In many organisations, purchase to pay is like a car crash. Like something dreadful – something that despite yourself, you can’t stop watching. Unbelievable. Horrific. Shocking even. Yet compelling. Alright, perhaps not quite that bad - but it can be pretty bad. I also mean it’s like a car crash in the sense that if you ask a few witnesses what they saw, they’ll all tell you something different. It's like they’re describing completely different events. It’s something I’ve written about before – the wide variety of views that people have of the same thing depending on their perspective. Finance people see P2P as an opportunity to account for things more accurately. Purchasing people see it as an opportunity to make savings through compliance and, indirectly, through better spend analysis to get better value for money. Ask a P2P operations person, they’ll tell you it’s about better process and straight through processing. They’re all valid perspectives and they are all correct but I have a question. Which perspective delivers the biggest benefit and more importantly, which is the one that will persuade a board to invest in P2P? In other words, what is the real business case for P2P? It's not what you might think.

It’s quite easy to “get” the benefits of e-procurement – electronic catalogues linked to a purchase approval workflow. It’s a no brainer and it was one of the most successful B2B technology of the 1990s as the opportunity was seen to emulate the ease of buying that amazon, Dell and eBay offered. But it was never as straightforward as the B2C equivalent. You don’t need to account for everything you buy on eBay and apply GL codes and cost centres and we don’t need a 3 way match. That’s why Amazon is easy. (How many times have you heard someone in business complain about their ERP purchasing module asking why it can’t be like Amazon?) And what about e-invoicing? That seems like a compelling proposition until you try to automate Accounts Payable in an environment where the purchasing process is out of control.

Would you impose purchase to pay policies on people in your organization if those policies, whether followed or not, have no real consequences? Think about it – if someone goes off piste and buys some stationery from a non-preferred supplier and expenses it – a few dollars in a few billion dollars of spend – are you really going to crack down on them? They’re going outside of a policy and they know it. Interpreted strictly, they’re breaking the rules and they could be disciplined for such behaviour. Should we develop a sense of perspective? What difference does this behaviour make?

 Israel Aerospace Industries (IAI) has revealed it is now managing its entire procurement and financial activities with its suppliers in a paperless and automated environment.
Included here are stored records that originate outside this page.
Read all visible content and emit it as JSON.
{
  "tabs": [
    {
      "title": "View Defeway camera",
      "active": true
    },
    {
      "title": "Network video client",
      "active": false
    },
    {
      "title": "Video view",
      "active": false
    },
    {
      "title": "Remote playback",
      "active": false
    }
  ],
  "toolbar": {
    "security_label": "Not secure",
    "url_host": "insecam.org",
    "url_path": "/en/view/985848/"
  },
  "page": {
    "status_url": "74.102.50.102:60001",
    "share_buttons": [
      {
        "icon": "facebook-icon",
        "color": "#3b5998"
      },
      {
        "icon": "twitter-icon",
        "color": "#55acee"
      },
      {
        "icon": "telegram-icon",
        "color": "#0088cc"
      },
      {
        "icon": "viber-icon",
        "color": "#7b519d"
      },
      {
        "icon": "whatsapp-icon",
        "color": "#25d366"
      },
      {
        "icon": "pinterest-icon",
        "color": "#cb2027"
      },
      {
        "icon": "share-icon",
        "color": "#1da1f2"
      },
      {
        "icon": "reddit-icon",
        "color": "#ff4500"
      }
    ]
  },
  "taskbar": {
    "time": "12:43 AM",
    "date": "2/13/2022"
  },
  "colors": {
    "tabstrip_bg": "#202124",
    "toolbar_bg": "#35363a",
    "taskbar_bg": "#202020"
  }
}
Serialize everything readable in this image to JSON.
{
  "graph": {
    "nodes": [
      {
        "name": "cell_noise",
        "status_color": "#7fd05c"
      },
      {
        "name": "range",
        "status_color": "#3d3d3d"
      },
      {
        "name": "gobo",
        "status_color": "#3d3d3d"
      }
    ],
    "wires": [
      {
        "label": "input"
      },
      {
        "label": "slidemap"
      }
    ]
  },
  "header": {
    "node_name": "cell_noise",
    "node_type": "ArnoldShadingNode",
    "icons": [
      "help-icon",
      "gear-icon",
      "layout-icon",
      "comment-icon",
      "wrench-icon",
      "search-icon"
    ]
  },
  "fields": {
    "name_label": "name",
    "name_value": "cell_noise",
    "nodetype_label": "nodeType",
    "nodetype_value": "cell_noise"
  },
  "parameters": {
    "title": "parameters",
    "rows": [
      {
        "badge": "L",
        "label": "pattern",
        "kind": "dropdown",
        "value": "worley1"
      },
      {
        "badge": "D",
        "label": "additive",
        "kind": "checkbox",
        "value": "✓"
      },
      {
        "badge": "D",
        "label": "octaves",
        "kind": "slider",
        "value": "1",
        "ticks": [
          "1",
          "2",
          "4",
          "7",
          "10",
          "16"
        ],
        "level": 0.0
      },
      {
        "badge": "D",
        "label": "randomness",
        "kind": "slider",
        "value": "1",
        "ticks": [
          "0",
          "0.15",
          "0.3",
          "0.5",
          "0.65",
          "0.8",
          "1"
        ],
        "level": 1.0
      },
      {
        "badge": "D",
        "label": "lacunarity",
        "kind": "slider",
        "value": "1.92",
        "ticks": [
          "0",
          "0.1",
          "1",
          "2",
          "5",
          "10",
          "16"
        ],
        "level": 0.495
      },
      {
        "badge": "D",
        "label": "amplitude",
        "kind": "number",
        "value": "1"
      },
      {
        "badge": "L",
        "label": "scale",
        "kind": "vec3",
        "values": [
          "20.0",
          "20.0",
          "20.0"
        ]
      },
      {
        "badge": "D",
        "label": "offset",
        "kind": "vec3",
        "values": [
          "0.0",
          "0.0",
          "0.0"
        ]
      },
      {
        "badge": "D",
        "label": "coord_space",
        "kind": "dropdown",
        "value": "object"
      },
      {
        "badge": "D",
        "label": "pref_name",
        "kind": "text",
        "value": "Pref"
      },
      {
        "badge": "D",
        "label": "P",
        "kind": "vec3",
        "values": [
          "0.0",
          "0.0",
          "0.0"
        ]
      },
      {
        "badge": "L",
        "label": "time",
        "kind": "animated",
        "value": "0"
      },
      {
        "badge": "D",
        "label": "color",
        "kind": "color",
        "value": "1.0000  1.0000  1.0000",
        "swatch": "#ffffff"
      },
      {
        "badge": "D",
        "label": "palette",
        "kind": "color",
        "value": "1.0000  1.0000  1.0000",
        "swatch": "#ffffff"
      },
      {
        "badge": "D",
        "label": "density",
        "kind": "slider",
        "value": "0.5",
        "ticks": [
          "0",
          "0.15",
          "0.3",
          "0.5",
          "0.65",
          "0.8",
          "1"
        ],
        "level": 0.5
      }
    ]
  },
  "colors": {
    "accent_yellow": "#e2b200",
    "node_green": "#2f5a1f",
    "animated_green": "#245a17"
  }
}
Over 3,000 suppliers exchange over 20,000 documents each month – from RFPs through purchase orders and invoices to payment confirmations – creating an efficient and environmentally-friendly process with saving of up to 50% in operational resources compared to the manual procure-to-pay process previously in place.

This transformation is enabled by the Nipendo Supplier Cloud platform, which allows organizations to electronically collaborate with all of their trading partners while enabling seamless integration with their ERP systems. With over 3,000 IAI suppliers using the platform and more than 90% of invoices electronic, paperless process enables dramatic error reduction, savings of up to 50%

The purchase to pay police aren’t naturally an attractive bunch of people. Like auditors, they only bring ugly messages about compliance and process. And they don’t make their lives easier by tarnishing further their image by moaning about their lot. So how do you get the perfectly rational P2P messages across effectively? How do you prevent it from being perceived as a pointless dictat from an area of the business too remote to understand commercial realities?

It’s astonishing! At a time when we have Sarbanes Oxley and a culture of control, in the climate of transparency and scrutiny and a fetishistic focus on finance – how is it that fraudsters have been able to get away with a more than 50% increase in procurement related theft? But it’s not that astonishing really. A cursory glance at the procurement practices and purchase to pay processes in any organization will reveal opportunities to defraud and while we should never forget that it is the fraudster that’s to blame, the responsibility is shared with the executives who choose to turn a blind eye and underinvest in proper P2P.

On the back of the extraordinary announcements over recent weeks , MasterCard and Basware have just declared another supply chain finance deal. It's a big deal and it's another sign if we needed it that products and services providing working capital support to business is one of the faster growing areas in B2B. I chatted to Esa Tihilä, CEO of Basware and Hany Fam, President, Global Strategic Alliances at MasterCard last week about this new partnership. It's good news for Basware - they now have an important new string to their bow, but I think it's even better news for MasterCard who couldn't have chosen a better partner.